State v. Estey

Summarized by:

  • Court: Oregon Court of Appeals
  • Area(s) of Law: Criminal Law
  • Date Filed: 12-14-2011
  • Case #: A144297
  • Judge(s)/Court Below: Brewer, C.J. for the Court; & Gillette, S.J.
  • Full Text Opinion

In State v. Johnson the Court of Appeals held that the common law removed jurisdiction from the trial court once a defendant began serving a valid sentence. However, ORS 138.083 provides several exception to the common law rule, such as in cases of erroneous terms, factual errors, arithmetic errors, or clerical errors.
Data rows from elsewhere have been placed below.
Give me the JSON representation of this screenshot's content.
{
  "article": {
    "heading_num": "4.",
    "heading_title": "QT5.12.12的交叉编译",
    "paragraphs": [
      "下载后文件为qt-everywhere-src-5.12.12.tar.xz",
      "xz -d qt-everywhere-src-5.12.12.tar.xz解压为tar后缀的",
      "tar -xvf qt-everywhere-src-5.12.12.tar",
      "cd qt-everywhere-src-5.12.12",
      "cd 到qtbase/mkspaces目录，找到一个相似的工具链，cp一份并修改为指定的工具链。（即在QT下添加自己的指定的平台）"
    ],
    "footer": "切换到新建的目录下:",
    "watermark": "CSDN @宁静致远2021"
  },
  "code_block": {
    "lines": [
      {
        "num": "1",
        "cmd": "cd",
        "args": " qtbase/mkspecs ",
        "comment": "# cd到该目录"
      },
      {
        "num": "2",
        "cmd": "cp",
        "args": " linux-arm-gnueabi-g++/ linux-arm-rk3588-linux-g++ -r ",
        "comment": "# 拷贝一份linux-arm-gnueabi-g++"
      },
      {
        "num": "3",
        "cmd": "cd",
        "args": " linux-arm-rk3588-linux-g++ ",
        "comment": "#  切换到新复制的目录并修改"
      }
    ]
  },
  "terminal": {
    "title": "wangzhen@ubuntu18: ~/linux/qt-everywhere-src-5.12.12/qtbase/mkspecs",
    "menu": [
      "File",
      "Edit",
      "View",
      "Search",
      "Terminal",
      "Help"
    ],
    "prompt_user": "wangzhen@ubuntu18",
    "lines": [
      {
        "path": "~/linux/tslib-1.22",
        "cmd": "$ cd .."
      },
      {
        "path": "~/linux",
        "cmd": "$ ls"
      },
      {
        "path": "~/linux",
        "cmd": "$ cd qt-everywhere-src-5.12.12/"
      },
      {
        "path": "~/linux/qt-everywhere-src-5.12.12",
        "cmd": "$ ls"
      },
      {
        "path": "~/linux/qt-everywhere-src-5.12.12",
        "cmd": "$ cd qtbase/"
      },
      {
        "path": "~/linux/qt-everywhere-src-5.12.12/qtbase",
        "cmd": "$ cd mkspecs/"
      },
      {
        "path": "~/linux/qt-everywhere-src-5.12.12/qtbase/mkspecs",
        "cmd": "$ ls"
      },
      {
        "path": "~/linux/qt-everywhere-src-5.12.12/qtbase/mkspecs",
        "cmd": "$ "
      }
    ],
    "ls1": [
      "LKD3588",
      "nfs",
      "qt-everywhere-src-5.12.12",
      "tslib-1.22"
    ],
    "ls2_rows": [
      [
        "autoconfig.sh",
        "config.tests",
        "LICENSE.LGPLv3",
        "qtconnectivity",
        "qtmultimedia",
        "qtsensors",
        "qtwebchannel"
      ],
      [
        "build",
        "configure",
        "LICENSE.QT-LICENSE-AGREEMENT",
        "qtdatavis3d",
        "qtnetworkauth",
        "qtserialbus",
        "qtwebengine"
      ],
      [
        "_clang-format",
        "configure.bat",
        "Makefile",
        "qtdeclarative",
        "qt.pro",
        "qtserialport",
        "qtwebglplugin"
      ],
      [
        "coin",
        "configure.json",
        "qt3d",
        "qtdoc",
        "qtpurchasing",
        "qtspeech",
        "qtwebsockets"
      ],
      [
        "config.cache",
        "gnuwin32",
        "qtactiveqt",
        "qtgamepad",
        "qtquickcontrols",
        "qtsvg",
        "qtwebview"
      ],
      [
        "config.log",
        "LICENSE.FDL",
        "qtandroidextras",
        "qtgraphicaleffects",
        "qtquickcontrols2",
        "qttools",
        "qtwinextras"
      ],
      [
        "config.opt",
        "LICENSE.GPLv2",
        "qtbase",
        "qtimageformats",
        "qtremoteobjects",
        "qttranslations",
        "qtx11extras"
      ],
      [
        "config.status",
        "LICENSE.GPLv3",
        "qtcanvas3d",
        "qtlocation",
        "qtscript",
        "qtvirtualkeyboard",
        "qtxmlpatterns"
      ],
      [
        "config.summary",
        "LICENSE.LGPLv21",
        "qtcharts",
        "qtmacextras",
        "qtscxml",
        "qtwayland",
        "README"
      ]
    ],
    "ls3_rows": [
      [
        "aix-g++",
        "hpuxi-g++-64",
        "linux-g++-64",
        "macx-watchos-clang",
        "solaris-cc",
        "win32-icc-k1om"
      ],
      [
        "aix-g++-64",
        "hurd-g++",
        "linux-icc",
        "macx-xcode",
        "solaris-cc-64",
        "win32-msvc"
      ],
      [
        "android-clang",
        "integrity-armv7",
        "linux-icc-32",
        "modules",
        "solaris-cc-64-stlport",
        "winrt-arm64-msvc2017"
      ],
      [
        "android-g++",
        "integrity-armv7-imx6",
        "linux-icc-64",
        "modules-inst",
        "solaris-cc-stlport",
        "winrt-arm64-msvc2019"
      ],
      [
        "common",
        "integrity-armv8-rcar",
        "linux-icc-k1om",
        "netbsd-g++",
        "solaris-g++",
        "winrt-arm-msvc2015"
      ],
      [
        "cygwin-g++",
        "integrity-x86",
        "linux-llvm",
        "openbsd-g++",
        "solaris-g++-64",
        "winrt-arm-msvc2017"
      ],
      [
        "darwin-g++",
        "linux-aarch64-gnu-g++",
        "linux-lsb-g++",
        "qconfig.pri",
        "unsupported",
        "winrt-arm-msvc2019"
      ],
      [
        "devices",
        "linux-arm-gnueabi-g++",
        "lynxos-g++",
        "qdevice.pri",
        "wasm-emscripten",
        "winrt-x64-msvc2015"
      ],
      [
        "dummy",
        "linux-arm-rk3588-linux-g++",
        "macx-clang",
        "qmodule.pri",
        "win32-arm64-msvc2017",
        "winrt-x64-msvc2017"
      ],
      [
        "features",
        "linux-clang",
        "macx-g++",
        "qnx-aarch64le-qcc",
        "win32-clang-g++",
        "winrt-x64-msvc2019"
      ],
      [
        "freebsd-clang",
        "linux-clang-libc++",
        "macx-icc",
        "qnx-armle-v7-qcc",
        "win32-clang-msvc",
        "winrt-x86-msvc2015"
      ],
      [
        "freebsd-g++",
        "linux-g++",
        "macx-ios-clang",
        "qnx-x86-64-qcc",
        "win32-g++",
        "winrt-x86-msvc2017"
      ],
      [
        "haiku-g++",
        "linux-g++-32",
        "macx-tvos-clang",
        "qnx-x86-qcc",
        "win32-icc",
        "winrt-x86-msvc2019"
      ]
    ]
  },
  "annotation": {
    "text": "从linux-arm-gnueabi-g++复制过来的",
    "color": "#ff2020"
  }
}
Defendant was convicted of 20 counts first-degree sexual abuse, for which the trial court ordered defendant serve 225 months consecutively. However, the court’s written judgment only stated 150 months. After defendant served 145 months in jail, the state moved to amend his sentence to reflect the 225-month total. Defendant objected on the grounds that the state's request violated the “long-standing principle” of finality in final judgments and stands contrary to the Court of Appeals recent decision in State v. Johnson. In Riley, the Court held that common law rule removed jurisdiction from the trial court once a defendant began serving a valid sentence. In this case, the Court noted that the trial court was allowed to amend the sentence because ORS 138.083 provided an exception to the common law for erroneous terms, factual errors, arithmetic errors, or clerical errors. Unlike Johnson, the factual circumstances of this case fell under a clear exception as outlined under ORS 138.083. Affirmed.

Advanced Search